  • Has disturbed sleeping or eating patterns or complains of somatic pain.
  • Expresses dislike for their clothing, especially clothing that symbolizes their religion.
  • Begins to question their beliefs, becomes disinterested or reluctant to participate in religious activities that they once enjoyed.

What can we do about it?

In general, religious bullying is based on misconceptions that students have about the beliefs or religion of their peers. According to a report by the Trinity College Digital Repository it’s based on a series of stereotypes and generalizations, for example, that Jews are materialistic, unpatriotic, or disloyal. Or that Muslims are all terrorists or support terrorism.

Therefore, the starting point should be the education of students with a focus on respect for diversity so that these harmful and entrenched stereotypes can be broken down.

In addition, schools should take measures to prevent the occurrence of these bullying scenarios, adopting effective measures such as the KiVa method , which aims to provide parents and students with tools that decrease these altercations.

However, from home, we can also take some measures, such as reporting what’s happening to the school or to the authorities if necessary. We can also offer the adolescent some tools to cope with the situation.

For example, a study by the Journal of Psychodidactics suggests that receiving support from parents or adults at home helps young victims of bullying to maintain higher levels of life satisfaction despite their situation. But in addition, it’ll be necessary to reinforce their self-esteem and teach them appropriate coping strategies, for which turning to a child and adolescent psychologist can be very positive.

A call for awareness

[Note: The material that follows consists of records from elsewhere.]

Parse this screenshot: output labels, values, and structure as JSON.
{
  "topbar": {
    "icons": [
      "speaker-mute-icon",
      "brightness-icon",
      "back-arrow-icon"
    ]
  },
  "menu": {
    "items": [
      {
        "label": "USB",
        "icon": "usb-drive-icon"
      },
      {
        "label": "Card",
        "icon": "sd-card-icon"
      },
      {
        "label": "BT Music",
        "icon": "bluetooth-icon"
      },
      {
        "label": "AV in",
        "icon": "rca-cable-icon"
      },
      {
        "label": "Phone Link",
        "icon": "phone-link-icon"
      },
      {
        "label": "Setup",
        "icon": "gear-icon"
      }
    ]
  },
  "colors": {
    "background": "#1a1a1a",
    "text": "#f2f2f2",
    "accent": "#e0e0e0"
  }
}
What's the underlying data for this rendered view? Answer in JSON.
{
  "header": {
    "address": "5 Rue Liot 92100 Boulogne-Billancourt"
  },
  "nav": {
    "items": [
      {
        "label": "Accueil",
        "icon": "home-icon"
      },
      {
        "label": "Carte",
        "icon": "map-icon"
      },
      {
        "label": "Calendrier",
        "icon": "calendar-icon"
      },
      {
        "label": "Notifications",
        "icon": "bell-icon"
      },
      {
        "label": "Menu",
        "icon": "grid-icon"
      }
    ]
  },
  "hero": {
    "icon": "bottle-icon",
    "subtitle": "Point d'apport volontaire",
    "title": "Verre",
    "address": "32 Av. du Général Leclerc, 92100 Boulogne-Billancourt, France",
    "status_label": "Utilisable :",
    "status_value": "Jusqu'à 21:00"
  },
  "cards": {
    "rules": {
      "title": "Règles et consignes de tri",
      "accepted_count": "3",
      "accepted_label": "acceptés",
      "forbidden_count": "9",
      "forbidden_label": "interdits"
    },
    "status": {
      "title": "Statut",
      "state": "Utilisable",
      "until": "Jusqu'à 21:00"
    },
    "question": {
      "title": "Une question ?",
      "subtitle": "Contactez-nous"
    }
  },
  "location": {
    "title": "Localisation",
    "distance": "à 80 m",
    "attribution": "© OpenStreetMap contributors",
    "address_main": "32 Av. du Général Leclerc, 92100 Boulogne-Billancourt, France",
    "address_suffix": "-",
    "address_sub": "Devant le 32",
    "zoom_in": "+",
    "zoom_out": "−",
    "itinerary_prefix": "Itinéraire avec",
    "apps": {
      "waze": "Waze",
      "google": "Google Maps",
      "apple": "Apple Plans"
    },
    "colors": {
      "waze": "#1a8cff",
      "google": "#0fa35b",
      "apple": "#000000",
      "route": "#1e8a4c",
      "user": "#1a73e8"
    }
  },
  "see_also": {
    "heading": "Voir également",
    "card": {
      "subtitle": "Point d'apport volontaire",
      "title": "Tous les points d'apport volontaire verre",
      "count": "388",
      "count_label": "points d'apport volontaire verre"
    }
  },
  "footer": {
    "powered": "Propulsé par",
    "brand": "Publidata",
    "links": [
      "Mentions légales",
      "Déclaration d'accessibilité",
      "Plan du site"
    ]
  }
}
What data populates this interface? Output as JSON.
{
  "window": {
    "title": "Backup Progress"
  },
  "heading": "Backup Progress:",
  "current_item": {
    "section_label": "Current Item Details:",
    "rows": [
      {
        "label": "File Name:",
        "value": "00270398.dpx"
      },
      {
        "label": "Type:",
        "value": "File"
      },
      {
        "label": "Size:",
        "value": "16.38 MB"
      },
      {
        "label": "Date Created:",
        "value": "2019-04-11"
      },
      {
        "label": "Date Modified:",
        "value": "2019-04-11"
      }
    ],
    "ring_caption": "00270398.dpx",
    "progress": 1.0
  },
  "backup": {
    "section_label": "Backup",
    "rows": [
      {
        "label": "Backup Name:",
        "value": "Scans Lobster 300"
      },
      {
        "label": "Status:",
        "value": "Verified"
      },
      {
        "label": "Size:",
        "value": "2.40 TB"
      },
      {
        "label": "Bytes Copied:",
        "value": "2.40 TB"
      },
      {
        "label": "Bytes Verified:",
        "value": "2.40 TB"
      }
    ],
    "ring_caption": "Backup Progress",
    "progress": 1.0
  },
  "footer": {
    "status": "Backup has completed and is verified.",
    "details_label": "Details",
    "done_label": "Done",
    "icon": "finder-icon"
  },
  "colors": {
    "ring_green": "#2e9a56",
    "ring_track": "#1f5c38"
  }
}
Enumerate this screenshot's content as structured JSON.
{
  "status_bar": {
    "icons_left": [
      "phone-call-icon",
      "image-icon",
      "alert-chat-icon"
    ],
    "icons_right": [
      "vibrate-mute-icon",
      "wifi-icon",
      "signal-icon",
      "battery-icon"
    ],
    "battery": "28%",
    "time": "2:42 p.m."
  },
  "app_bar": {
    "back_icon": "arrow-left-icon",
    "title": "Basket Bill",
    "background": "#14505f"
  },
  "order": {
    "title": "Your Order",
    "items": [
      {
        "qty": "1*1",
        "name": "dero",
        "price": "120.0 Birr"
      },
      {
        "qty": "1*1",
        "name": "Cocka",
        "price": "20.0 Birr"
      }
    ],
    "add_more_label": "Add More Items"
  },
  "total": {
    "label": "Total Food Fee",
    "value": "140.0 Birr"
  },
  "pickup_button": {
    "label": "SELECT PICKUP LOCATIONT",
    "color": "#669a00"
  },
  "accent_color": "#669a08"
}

In short, in a society increasingly marked by multiculturalism, religious bullying can become a major problem. And certainly, no one should suffer from bullying under any circumstances, with adolescents often being the most vulnerable to this situation.

For the victims, this can seriously damage their psychological health and emotional well-being and can limit their personal growth, relationships with others, and spiritual development. It’s therefore important that we at home are able to detect the situation, offer support, and encourage them to go to therapy when necessary.

All cited sources were thoroughly reviewed by our team to ensure their quality, reliability, currency, and validity. The bibliography of this article was considered reliable and of academic or scientific accuracy.

  • Kosmin, B. A., & Keysar, A. (2015). National demographic survey of American Jewish college students 2014: Anti-Semitism report.
  • Moore, S. E., Norman, R. E., Suetani, S., Thomas, H. J., Sly, P. D., & Scott, J. G. (2017). Consequences of bullying victimization in childhood and adolescence: A systematic review and meta-analysis. World journal of psychiatry7(1), 60.
  • Miranda, R., Oriol, X., Amutio, A., & Ortúzar, H. (2019). Bullying en la adolescencia y satisfacción con la vida:¿ puede el apoyo de los adultos de la familia y de la escuela mitigar este efecto?. Revista de Psicodidáctica24(1), 39-45.
  • Pan, S. W., & Spittal, P. M. (2013). Health effects of perceived racial and religious bullying among urban adolescents in China: A cross-sectional national study. Global Public Health8(6), 685-697.
  • Salgado, A. C. (2014). Revisión de estudios empíricos sobre el impacto de la religión, religiosidad y espiritualidad como factores protectores. Propósitos y representaciones2(1), 121-159.
  • Southern Poverty Law Center. (2019). Hate at School
  • (2021). Raza, etnia, nacionalidad y religión

This text is provided for informational purposes only and does not replace consultation with a professional. If in doubt, consult your specialist.